- Make a vegetable, herb, or flower garden (outdoor if you can, but indoor is amazing, too). The Six is full of amazing garden centres and inspirational parks (see High Park for sure). Make the trips to see some of the inspiration on offer but then make it your own at home. There is a big difference between seeing a garden and nurturing a garden. Doing this will give your children a sense of purpose and accomplishment. It teaches resilience (it’s okay if a flower doesn’t make it). It helps them with problem-solving, inspires creativity, and builds their sense of self-worth. When you plant a garden, you actually water your children (metaphorically…don’t actually water your children).
- Make your own waffle and ice cream sandwich. No summer is complete, whether in The Six or anywhere else, if a family doesn’t find time to make an ice cream sandwich with waffles. If you prefer, try freshly baked chocolate chip cookies instead of waffles. If you want to really live it up, make French fries and teach your kids to dip fries in the ice cream. Whatever your lifestyle, find the ingredients that work for you and have some food fun. Summer and ice cream just can’t be beat.

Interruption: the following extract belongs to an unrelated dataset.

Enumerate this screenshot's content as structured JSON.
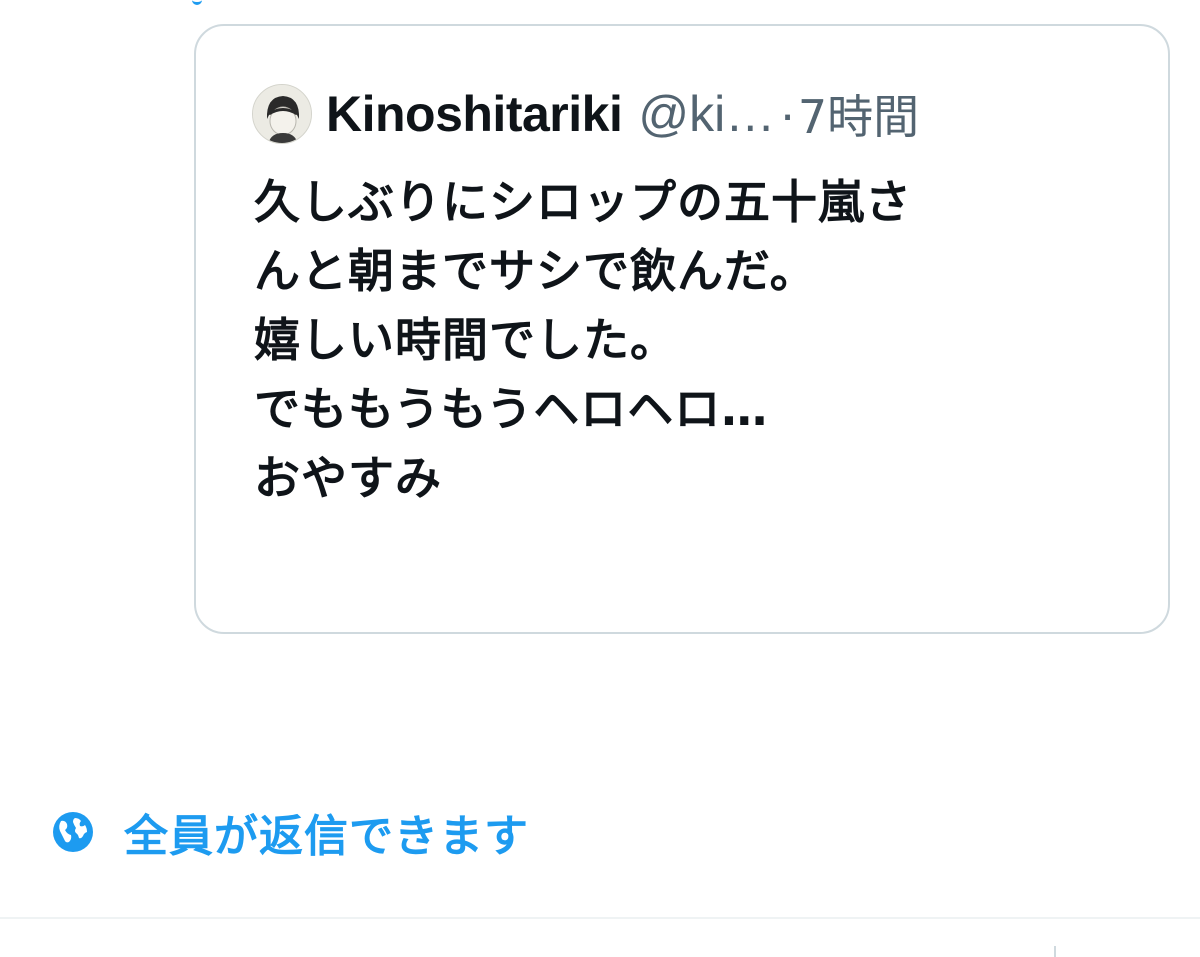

- This will come as no surprise (given my work as a summer camp Director), but it can’t be overlooked. Enjoy a campfire and barbeque in one of the magnificent Toronto parks (adhering to regulations). Given how different this summer may be, exploring multiple parks will be a great way to get your children outside and help develop a love and appreciation for nature. The smell of a campfire, the experience of roasting marshmallows or a hot dog on a stick, the opportunity to pause and see the stars twinkle in the night sky have mesmerizing and powerful effects on the well-being of children (and adults). If you play guitar, bring it along and celebrate music and family and campfire fun. If you are really lucky, maybe you will be able to go camping this summer and combine all of these in one place.
We are the luckiest people in the world to have the gift of living in The Six. It offers us a platform to ensure we use this summer to take care of our kids, support their mental health and well-being, and explore the magic of our collective ‘backyard.’ I am eternally grateful that I get to share that backyard with you for this memorable summer.

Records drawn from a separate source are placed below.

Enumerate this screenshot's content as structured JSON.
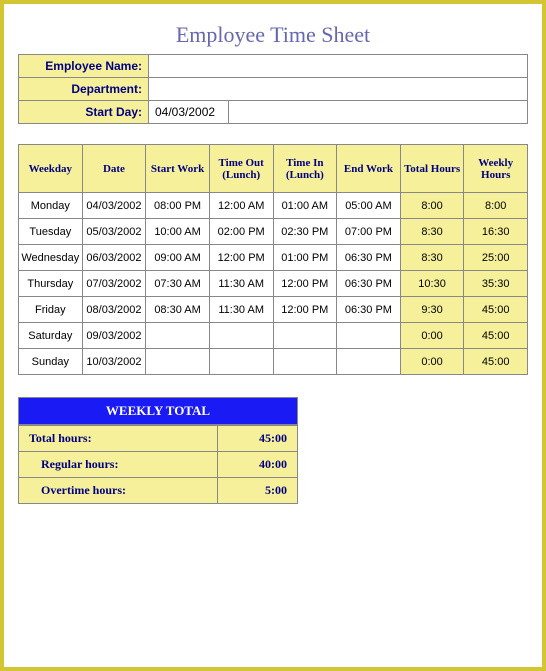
{
  "title": "Employee Time Sheet",
  "info_labels": {
    "employee_name": "Employee Name:",
    "department": "Department:",
    "start_day": "Start Day:"
  },
  "info_values": {
    "employee_name": "",
    "department": "",
    "start_day": "04/03/2002"
  },
  "headers": {
    "weekday": "Weekday",
    "date": "Date",
    "start_work": "Start Work",
    "time_out": "Time Out (Lunch)",
    "time_in": "Time In (Lunch)",
    "end_work": "End Work",
    "total_hours": "Total Hours",
    "weekly_hours": "Weekly Hours"
  },
  "rows": [
    {
      "weekday": "Monday",
      "date": "04/03/2002",
      "start": "08:00 PM",
      "out": "12:00 AM",
      "in": "01:00 AM",
      "end": "05:00 AM",
      "total": "8:00",
      "weekly": "8:00"
    },
    {
      "weekday": "Tuesday",
      "date": "05/03/2002",
      "start": "10:00 AM",
      "out": "02:00 PM",
      "in": "02:30 PM",
      "end": "07:00 PM",
      "total": "8:30",
      "weekly": "16:30"
    },
    {
      "weekday": "Wednesday",
      "date": "06/03/2002",
      "start": "09:00 AM",
      "out": "12:00 PM",
      "in": "01:00 PM",
      "end": "06:30 PM",
      "total": "8:30",
      "weekly": "25:00"
    },
    {
      "weekday": "Thursday",
      "date": "07/03/2002",
      "start": "07:30 AM",
      "out": "11:30 AM",
      "in": "12:00 PM",
      "end": "06:30 PM",
      "total": "10:30",
      "weekly": "35:30"
    },
    {
      "weekday": "Friday",
      "date": "08/03/2002",
      "start": "08:30 AM",
      "out": "11:30 AM",
      "in": "12:00 PM",
      "end": "06:30 PM",
      "total": "9:30",
      "weekly": "45:00"
    },
    {
      "weekday": "Saturday",
      "date": "09/03/2002",
      "start": "",
      "out": "",
      "in": "",
      "end": "",
      "total": "0:00",
      "weekly": "45:00"
    },
    {
      "weekday": "Sunday",
      "date": "10/03/2002",
      "start": "",
      "out": "",
      "in": "",
      "end": "",
      "total": "0:00",
      "weekly": "45:00"
    }
  ],
  "summary": {
    "header": "WEEKLY TOTAL",
    "total_label": "Total hours:",
    "total_val": "45:00",
    "regular_label": "Regular hours:",
    "regular_val": "40:00",
    "overtime_label": "Overtime hours:",
    "overtime_val": "5:00"
  },
  "chart_data": {
    "type": "table",
    "title": "Employee Time Sheet",
    "columns": [
      "Weekday",
      "Date",
      "Start Work",
      "Time Out (Lunch)",
      "Time In (Lunch)",
      "End Work",
      "Total Hours",
      "Weekly Hours"
    ],
    "data": [
      [
        "Monday",
        "04/03/2002",
        "08:00 PM",
        "12:00 AM",
        "01:00 AM",
        "05:00 AM",
        "8:00",
        "8:00"
      ],
      [
        "Tuesday",
        "05/03/2002",
        "10:00 AM",
        "02:00 PM",
        "02:30 PM",
        "07:00 PM",
        "8:30",
        "16:30"
      ],
      [
        "Wednesday",
        "06/03/2002",
        "09:00 AM",
        "12:00 PM",
        "01:00 PM",
        "06:30 PM",
        "8:30",
        "25:00"
      ],
      [
        "Thursday",
        "07/03/2002",
        "07:30 AM",
        "11:30 AM",
        "12:00 PM",
        "06:30 PM",
        "10:30",
        "35:30"
      ],
      [
        "Friday",
        "08/03/2002",
        "08:30 AM",
        "11:30 AM",
        "12:00 PM",
        "06:30 PM",
        "9:30",
        "45:00"
      ],
      [
        "Saturday",
        "09/03/2002",
        "",
        "",
        "",
        "",
        "0:00",
        "45:00"
      ],
      [
        "Sunday",
        "10/03/2002",
        "",
        "",
        "",
        "",
        "0:00",
        "45:00"
      ]
    ],
    "summary": {
      "Total hours": "45:00",
      "Regular hours": "40:00",
      "Overtime hours": "5:00"
    }
  }
}
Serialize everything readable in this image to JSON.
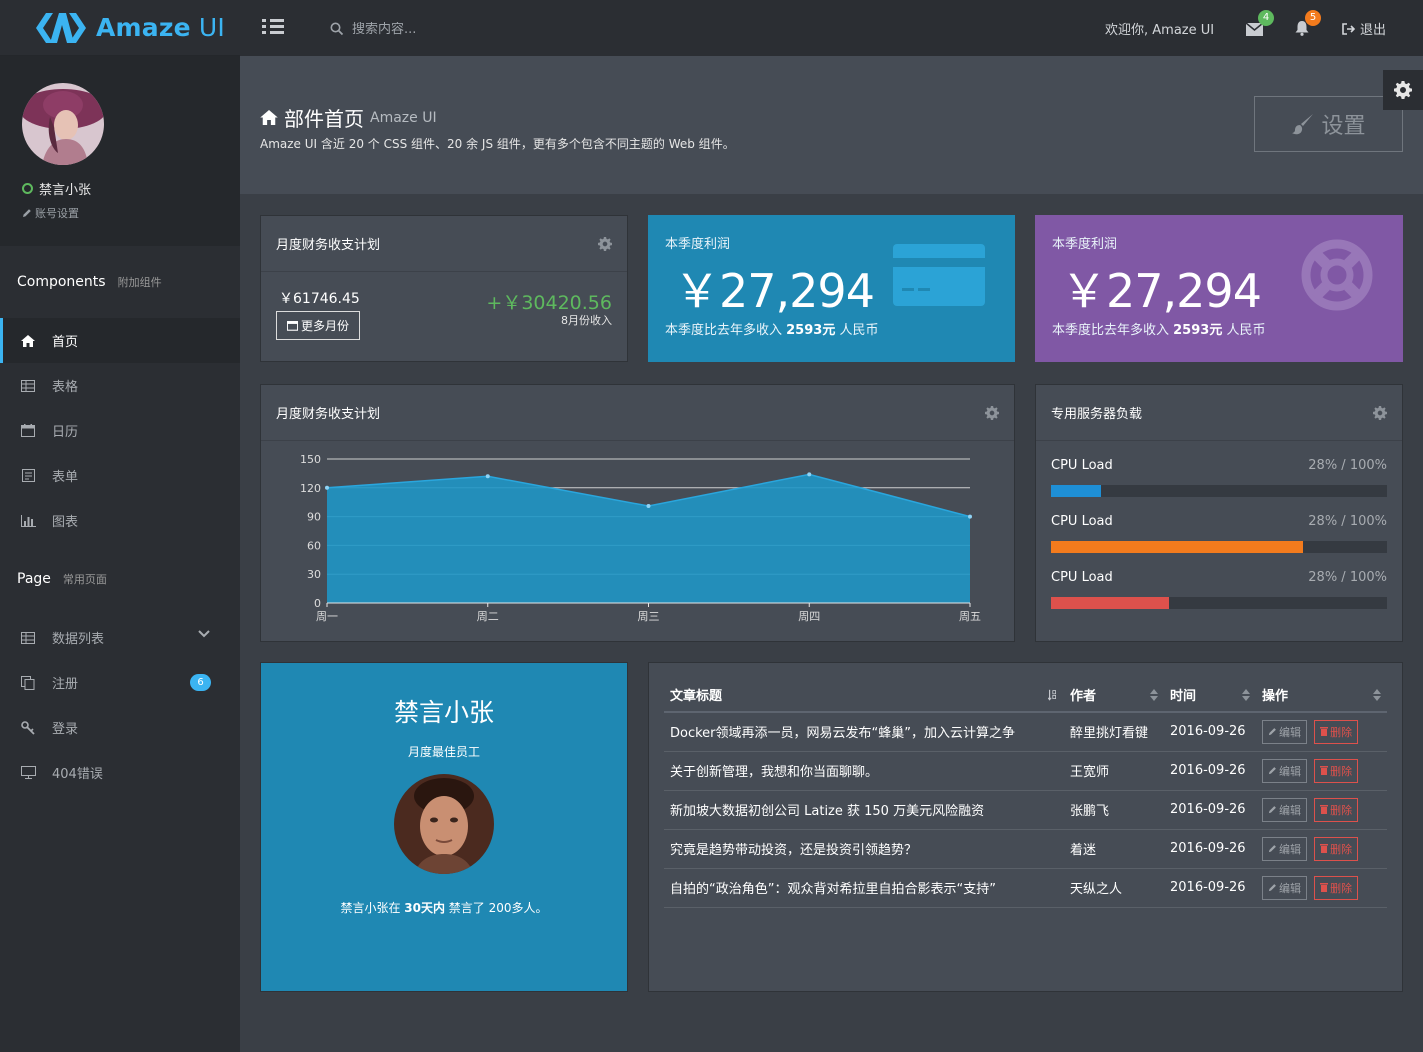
{
  "header": {
    "logo_main": "Amaze",
    "logo_sub": " UI",
    "search_placeholder": "搜索内容...",
    "welcome": "欢迎你, Amaze UI",
    "mail_count": "4",
    "bell_count": "5",
    "logout": "退出"
  },
  "sidebar": {
    "username": "禁言小张",
    "account_settings": "账号设置",
    "components_title": "Components",
    "components_sub": "附加组件",
    "items": [
      {
        "label": "首页"
      },
      {
        "label": "表格"
      },
      {
        "label": "日历"
      },
      {
        "label": "表单"
      },
      {
        "label": "图表"
      }
    ],
    "page_title": "Page",
    "page_sub": "常用页面",
    "page_items": [
      {
        "label": "数据列表"
      },
      {
        "label": "注册",
        "badge": "6"
      },
      {
        "label": "登录"
      },
      {
        "label": "404错误"
      }
    ]
  },
  "page": {
    "title": "部件首页",
    "title_sub": "Amaze UI",
    "description": "Amaze UI 含近 20 个 CSS 组件、20 余 JS 组件，更有多个包含不同主题的 Web 组件。",
    "settings_button": "设置"
  },
  "finance_card": {
    "title": "月度财务收支计划",
    "left_amount": "￥61746.45",
    "more_button": "更多月份",
    "right_amount": "+￥30420.56",
    "right_sub": "8月份收入"
  },
  "stat_cards": [
    {
      "label": "本季度利润",
      "value": "￥27,294",
      "foot_prefix": "本季度比去年多收入 ",
      "foot_value": "2593元",
      "foot_suffix": " 人民币",
      "color": "#1f88b3"
    },
    {
      "label": "本季度利润",
      "value": "￥27,294",
      "foot_prefix": "本季度比去年多收入 ",
      "foot_value": "2593元",
      "foot_suffix": " 人民币",
      "color": "#8058a5"
    }
  ],
  "chart_card": {
    "title": "月度财务收支计划"
  },
  "chart_data": {
    "type": "area",
    "categories": [
      "周一",
      "周二",
      "周三",
      "周四",
      "周五"
    ],
    "values": [
      120,
      132,
      101,
      134,
      90
    ],
    "ylim": [
      0,
      150
    ],
    "yticks": [
      0,
      30,
      60,
      90,
      120,
      150
    ],
    "grid": true,
    "color": "#1f96c5"
  },
  "server_card": {
    "title": "专用服务器负载",
    "rows": [
      {
        "label": "CPU Load",
        "value": "28% / 100%",
        "fill": 0.15,
        "color": "#1e8fd6"
      },
      {
        "label": "CPU Load",
        "value": "28% / 100%",
        "fill": 0.75,
        "color": "#f37b1d"
      },
      {
        "label": "CPU Load",
        "value": "28% / 100%",
        "fill": 0.35,
        "color": "#dd514c"
      }
    ]
  },
  "profile_card": {
    "name": "禁言小张",
    "role": "月度最佳员工",
    "note_prefix": "禁言小张在 ",
    "note_bold": "30天内",
    "note_suffix": " 禁言了 200多人。"
  },
  "articles": {
    "headers": [
      "文章标题",
      "作者",
      "时间",
      "操作"
    ],
    "edit_label": "编辑",
    "delete_label": "删除",
    "rows": [
      {
        "title": "Docker领域再添一员，网易云发布“蜂巢”，加入云计算之争",
        "author": "醉里挑灯看键",
        "date": "2016-09-26"
      },
      {
        "title": "关于创新管理，我想和你当面聊聊。",
        "author": "王宽师",
        "date": "2016-09-26"
      },
      {
        "title": "新加坡大数据初创公司 Latize 获 150 万美元风险融资",
        "author": "张鹏飞",
        "date": "2016-09-26"
      },
      {
        "title": "究竟是趋势带动投资，还是投资引领趋势？",
        "author": "着迷",
        "date": "2016-09-26"
      },
      {
        "title": "自拍的“政治角色”：观众背对希拉里自拍合影表示“支持”",
        "author": "天纵之人",
        "date": "2016-09-26"
      }
    ]
  }
}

Simon Wolle is Executive Director of Haliburton’s Camp Northland. He is a trained lawyer and emergency medical responder, a skilled coach, trainer, educator, and father of three. For more information, visit www.campnbb.com.